INPUT: Begin

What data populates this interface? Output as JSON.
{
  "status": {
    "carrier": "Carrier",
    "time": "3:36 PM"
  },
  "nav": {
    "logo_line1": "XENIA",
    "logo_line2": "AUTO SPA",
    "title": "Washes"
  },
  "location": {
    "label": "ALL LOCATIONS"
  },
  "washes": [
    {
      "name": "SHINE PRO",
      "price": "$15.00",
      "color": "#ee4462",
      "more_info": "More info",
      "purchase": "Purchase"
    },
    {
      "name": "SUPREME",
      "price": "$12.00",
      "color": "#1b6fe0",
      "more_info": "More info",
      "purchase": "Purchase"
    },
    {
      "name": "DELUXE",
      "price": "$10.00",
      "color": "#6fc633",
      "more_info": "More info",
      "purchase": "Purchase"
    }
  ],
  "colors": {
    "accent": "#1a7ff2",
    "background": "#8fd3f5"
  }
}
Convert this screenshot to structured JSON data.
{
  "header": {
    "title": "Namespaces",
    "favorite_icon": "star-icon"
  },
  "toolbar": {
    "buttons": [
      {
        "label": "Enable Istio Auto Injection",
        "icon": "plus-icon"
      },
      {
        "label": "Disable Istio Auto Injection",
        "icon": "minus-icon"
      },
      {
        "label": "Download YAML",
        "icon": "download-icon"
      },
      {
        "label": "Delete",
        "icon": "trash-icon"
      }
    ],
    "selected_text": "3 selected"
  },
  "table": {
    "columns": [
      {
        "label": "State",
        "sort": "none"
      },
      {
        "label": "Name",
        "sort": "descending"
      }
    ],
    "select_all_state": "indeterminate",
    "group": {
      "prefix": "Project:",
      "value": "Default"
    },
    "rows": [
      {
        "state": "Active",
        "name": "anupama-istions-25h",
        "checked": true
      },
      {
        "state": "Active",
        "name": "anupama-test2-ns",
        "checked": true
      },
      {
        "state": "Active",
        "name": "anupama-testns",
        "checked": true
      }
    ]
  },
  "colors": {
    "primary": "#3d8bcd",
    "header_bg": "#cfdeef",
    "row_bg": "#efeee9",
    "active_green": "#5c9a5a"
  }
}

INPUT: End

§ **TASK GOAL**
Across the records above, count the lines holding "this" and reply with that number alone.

§ **OUTPUT OF THE EXERCISE**
2